Most new dog owners struggle a bit to train their puppy. New owners have high hopes that the puppy will learn to do its business outside, sit, stay, lay down, roll over, shake, and understand the concept of “no”. There are three things that all new dog owners must know about training their dog. First, if a puppy is skeptical or scared of its owner, then training the puppy will be exceedingly difficult. Next, if the trainer acts against a puppy’s instincts, the puppy will not be in a position to succeed and likely won’t. Finally, puppies need feedback to recognize when they are on the right track and spark their motivation to continue to learn. The same principles used when training a puppy can be used to write better, more effective forms.
First, there is no substitute for trust, and trust is built over time. A puppy is most often skeptical of its owner at first, but over time the skepticism turns in to loyalty.
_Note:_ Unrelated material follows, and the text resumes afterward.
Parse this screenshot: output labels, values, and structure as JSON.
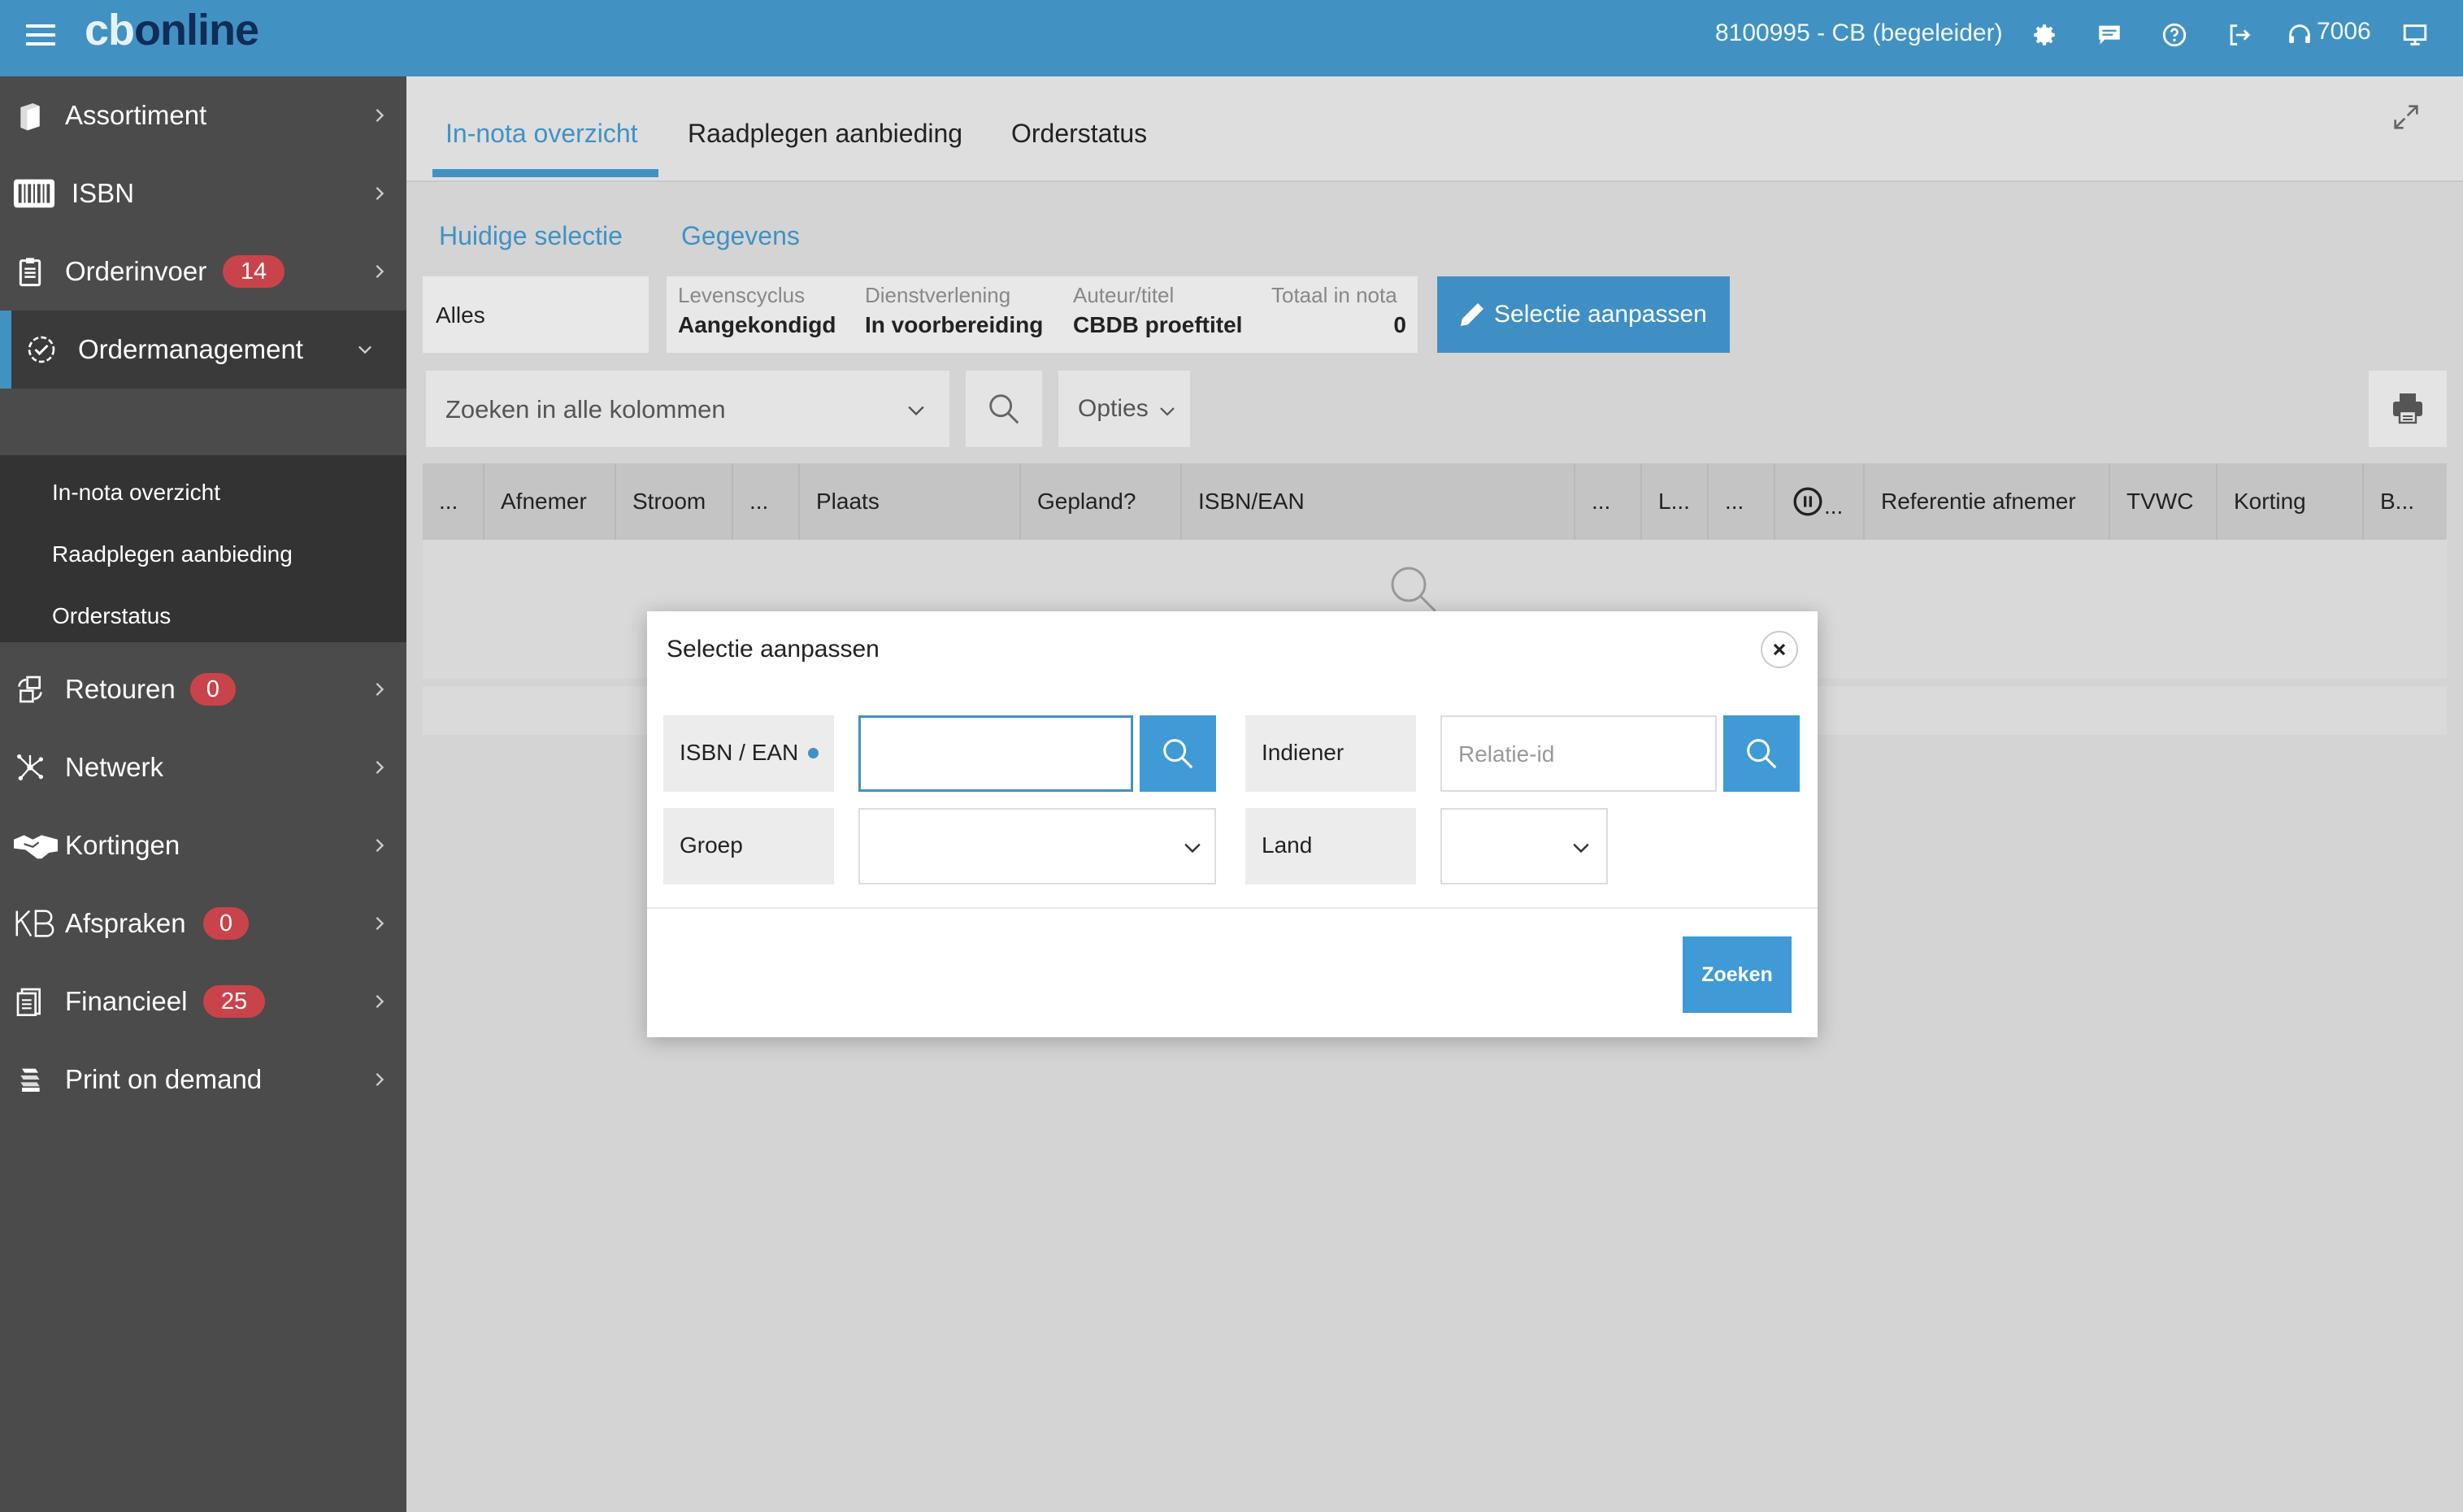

Forms that request user information before building trust are doomed to fail. While companies, and thus web designers, have a vested interested in gathering as much user information data as possible, doing so too early in the process will alienate users and reduce ROI. If, however, a company requests only the minimal amount of data necessary and then builds a user’s trust, then gathering more detailed information later in the process will be much easier.
Next, forms should be built according to convention and natural reading habits. If your dog’s breed is one that was meant to chase birds, then it will be very difficult to train her to ignore a flock of pigeons at the park. Likewise, building forms that go against the natural inclinations of the user will result in reduced usability, trust, and desire to continue filling out the form. As noted here, multi-columned forms reduce usability. The reason is simple: people read and write from top to bottom. Creating forms that go against this natural inclination is akin to trying to convince a Rottweiler to choose broccoli over a steak.
Finally, giving feedback lets users know they are on the right track and encourages them to continue. Training puppies is made much easier when treats are involved. The concept is simple: If the puppy does what you want, he gets a treat, if he doesn’t do what you want, he gets scolded. The puppy already knows that treats are better than being scolded, so he learns very quickly to do what you say. Filling out forms works the same way. When users see progress bars and data fields that change colors to indicate they were correctly filled out, then they are encouraged to continue. Offering users feedback, especially in real time, allows the user to know they’re on the right track, just like treats give a puppy an indication he has succeeded.
Done correctly a form can generate a new, loyal customer. Done poorly, a form can cause the same would-be loyal customer to be discouraged and a disappointed. This is no different than training a puppy. When puppies are well-trained, they make great dogs, and when they are poorly trained they can cause continual problems. Web designers can create better, more effective forms that will encourage users and increase response and ROI if they are able to foster loyalty, work with rather than against user conventions, and offer feedback. Unlike filling out forms, puppies will be loved and adored, but neither puppy training nor filling out a form has to be a frustrating process.
For more information on this topic: Luke Wroblewski’s book “Web Form Design: Filling in the Blanks” and Caroline Jarrett and Gerry Gaffney’s “Forms That Work”.